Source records

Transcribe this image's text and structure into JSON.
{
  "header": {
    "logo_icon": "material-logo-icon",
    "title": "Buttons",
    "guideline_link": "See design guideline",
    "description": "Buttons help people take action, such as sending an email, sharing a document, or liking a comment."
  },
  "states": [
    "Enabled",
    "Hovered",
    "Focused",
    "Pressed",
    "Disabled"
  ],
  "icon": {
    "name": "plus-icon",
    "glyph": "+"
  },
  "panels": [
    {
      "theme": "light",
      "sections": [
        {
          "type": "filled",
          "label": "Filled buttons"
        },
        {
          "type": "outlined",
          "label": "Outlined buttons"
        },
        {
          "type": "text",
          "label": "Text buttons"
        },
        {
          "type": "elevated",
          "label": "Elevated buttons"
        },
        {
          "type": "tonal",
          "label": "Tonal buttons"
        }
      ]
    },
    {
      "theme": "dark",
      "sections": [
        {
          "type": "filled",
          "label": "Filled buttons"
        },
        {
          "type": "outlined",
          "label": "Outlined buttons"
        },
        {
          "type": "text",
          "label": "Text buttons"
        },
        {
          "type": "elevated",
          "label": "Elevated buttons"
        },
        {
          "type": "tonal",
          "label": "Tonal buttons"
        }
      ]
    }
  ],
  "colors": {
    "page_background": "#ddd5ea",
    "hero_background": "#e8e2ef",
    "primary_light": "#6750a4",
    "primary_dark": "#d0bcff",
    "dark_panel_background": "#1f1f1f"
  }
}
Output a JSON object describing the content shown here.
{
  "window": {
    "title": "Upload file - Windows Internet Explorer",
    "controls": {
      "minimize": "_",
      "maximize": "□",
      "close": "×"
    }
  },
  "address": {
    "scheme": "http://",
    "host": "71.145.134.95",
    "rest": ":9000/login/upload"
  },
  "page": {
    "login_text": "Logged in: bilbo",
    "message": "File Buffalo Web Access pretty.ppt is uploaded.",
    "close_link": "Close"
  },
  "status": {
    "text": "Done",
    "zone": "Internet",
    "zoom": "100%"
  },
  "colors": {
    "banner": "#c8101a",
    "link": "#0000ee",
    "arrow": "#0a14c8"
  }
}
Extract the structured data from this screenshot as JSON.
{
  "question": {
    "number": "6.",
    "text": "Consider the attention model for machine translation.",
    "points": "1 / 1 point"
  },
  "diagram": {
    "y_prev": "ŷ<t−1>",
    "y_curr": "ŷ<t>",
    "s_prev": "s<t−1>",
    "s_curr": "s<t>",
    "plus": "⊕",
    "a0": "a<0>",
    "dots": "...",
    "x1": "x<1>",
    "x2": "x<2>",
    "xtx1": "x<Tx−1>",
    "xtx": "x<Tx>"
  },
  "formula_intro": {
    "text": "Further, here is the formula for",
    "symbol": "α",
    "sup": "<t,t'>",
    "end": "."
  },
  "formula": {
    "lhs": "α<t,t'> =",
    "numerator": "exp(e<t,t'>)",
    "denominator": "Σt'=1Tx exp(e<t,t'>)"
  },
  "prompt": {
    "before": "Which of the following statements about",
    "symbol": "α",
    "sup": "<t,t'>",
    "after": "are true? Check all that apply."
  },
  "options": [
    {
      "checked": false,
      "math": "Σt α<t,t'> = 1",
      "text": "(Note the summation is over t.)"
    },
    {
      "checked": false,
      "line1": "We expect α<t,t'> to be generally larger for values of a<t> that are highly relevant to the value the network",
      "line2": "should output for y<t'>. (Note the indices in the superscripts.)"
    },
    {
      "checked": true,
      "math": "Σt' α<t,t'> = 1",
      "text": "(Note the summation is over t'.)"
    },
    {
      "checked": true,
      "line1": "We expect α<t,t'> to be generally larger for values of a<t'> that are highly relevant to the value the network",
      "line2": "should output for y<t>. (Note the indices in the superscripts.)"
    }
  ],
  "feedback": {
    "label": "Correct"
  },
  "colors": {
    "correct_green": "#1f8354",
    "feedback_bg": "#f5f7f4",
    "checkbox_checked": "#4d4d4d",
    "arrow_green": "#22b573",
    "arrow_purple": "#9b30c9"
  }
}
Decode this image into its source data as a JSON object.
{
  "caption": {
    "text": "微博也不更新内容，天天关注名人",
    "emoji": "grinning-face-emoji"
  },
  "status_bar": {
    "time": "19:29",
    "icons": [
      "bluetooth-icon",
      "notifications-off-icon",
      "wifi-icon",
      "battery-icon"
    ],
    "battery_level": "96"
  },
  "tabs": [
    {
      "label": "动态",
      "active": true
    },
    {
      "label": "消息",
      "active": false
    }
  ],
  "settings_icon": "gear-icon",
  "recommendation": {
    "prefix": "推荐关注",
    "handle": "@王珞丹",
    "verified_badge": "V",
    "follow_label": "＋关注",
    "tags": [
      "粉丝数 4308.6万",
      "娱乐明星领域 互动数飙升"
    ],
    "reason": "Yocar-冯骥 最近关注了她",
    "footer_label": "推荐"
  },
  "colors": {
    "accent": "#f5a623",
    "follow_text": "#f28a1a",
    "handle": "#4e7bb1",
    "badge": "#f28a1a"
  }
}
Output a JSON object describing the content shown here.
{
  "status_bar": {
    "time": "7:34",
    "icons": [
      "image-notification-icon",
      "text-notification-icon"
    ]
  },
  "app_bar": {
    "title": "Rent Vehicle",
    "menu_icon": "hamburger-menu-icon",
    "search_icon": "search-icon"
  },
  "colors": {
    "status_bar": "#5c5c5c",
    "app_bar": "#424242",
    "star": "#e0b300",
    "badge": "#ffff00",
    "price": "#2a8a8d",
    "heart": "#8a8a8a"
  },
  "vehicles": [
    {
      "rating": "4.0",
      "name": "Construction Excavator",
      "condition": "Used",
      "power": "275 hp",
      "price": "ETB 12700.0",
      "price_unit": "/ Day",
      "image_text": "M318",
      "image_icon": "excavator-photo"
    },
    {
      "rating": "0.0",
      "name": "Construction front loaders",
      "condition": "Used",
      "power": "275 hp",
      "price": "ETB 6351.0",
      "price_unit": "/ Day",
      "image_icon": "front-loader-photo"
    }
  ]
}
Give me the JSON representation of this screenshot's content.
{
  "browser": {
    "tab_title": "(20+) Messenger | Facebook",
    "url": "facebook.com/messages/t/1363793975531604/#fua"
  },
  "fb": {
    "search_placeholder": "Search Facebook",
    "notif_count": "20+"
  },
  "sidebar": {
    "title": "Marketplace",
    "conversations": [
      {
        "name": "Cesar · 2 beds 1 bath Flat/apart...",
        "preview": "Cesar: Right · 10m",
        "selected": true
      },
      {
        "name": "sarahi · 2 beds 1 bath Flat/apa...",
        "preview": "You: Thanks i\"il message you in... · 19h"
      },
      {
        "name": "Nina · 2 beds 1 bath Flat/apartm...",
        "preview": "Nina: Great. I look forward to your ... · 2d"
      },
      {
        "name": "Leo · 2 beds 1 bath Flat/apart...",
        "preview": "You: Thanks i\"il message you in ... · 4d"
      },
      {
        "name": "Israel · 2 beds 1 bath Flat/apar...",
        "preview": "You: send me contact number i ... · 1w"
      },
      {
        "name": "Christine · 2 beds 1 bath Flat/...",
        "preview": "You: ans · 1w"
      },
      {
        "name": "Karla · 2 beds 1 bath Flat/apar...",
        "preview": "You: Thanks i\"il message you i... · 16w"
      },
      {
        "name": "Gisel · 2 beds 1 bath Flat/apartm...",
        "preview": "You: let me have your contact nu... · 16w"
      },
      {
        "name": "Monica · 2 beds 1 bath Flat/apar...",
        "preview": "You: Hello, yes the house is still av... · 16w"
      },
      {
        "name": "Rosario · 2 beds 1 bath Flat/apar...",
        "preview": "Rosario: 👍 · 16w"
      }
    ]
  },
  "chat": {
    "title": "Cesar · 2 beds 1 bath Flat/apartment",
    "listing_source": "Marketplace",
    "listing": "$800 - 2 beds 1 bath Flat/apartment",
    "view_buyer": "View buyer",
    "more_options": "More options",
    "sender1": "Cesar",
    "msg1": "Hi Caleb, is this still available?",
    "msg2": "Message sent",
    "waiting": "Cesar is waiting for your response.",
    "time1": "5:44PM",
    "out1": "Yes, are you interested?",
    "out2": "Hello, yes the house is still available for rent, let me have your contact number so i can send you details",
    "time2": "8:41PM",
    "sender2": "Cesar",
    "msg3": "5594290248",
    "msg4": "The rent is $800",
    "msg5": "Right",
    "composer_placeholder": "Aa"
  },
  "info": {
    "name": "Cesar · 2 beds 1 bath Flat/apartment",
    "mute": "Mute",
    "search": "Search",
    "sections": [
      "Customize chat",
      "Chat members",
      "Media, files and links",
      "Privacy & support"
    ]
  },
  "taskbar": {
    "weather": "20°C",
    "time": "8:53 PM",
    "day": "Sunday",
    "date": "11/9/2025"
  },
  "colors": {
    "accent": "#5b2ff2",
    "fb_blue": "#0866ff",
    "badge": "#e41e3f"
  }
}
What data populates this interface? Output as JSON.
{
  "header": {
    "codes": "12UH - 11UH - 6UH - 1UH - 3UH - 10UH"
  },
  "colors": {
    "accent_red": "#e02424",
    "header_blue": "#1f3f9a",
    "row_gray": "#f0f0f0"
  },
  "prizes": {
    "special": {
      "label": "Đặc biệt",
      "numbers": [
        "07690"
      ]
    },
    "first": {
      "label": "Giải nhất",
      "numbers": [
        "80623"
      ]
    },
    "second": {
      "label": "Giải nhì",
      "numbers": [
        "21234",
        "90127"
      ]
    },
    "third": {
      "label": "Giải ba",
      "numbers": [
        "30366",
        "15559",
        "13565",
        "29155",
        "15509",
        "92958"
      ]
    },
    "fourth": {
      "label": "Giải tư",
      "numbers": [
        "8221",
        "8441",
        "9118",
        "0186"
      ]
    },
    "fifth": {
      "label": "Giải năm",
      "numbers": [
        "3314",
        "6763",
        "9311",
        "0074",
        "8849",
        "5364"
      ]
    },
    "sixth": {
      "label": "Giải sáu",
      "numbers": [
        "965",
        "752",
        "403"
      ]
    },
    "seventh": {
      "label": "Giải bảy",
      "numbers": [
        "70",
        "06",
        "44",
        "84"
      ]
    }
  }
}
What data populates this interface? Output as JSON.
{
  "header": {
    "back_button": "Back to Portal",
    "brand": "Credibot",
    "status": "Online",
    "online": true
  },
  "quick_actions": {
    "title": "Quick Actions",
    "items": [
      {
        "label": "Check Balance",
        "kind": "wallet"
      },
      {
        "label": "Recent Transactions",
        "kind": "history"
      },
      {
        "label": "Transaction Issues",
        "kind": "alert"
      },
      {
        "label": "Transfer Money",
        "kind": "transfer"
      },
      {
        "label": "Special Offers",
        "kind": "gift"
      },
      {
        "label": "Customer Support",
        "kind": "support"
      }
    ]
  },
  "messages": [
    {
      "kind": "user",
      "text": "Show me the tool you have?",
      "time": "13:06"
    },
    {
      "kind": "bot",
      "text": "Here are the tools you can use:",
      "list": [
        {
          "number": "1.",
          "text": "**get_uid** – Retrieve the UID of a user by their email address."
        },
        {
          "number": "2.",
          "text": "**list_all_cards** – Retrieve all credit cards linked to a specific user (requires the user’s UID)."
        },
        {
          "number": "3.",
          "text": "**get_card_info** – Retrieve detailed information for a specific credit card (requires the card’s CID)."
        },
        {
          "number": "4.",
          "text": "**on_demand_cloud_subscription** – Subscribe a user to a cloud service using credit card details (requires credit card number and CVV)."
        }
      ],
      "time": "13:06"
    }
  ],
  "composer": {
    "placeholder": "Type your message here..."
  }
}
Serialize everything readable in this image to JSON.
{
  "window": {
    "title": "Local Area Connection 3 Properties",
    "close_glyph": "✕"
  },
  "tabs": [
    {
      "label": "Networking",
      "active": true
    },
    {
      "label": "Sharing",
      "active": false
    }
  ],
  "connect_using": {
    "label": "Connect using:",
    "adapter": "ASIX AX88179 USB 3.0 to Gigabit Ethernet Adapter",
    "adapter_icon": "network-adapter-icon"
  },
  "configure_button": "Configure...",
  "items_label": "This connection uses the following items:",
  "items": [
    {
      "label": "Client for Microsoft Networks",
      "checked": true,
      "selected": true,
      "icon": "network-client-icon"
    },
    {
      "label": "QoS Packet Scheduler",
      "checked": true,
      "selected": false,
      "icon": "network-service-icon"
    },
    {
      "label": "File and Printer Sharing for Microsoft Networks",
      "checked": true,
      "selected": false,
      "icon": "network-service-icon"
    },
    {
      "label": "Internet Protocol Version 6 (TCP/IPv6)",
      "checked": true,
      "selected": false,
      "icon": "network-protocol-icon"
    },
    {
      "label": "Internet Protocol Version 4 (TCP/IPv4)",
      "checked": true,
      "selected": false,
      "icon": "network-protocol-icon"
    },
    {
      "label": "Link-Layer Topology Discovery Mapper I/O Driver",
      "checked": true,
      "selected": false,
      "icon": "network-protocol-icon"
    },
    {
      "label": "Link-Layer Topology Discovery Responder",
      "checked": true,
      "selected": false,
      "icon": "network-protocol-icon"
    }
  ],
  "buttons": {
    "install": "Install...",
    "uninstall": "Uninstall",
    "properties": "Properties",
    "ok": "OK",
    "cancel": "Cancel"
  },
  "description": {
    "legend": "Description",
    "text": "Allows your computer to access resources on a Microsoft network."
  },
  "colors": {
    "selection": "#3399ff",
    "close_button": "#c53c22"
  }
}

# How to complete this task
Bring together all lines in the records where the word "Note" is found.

# Exercise answer
      "text": "(Note the summation is over t.)"
      "line2": "should output for y<t'>. (Note the indices in the superscripts.)"
      "text": "(Note the summation is over t'.)"
      "line2": "should output for y<t>. (Note the indices in the superscripts.)"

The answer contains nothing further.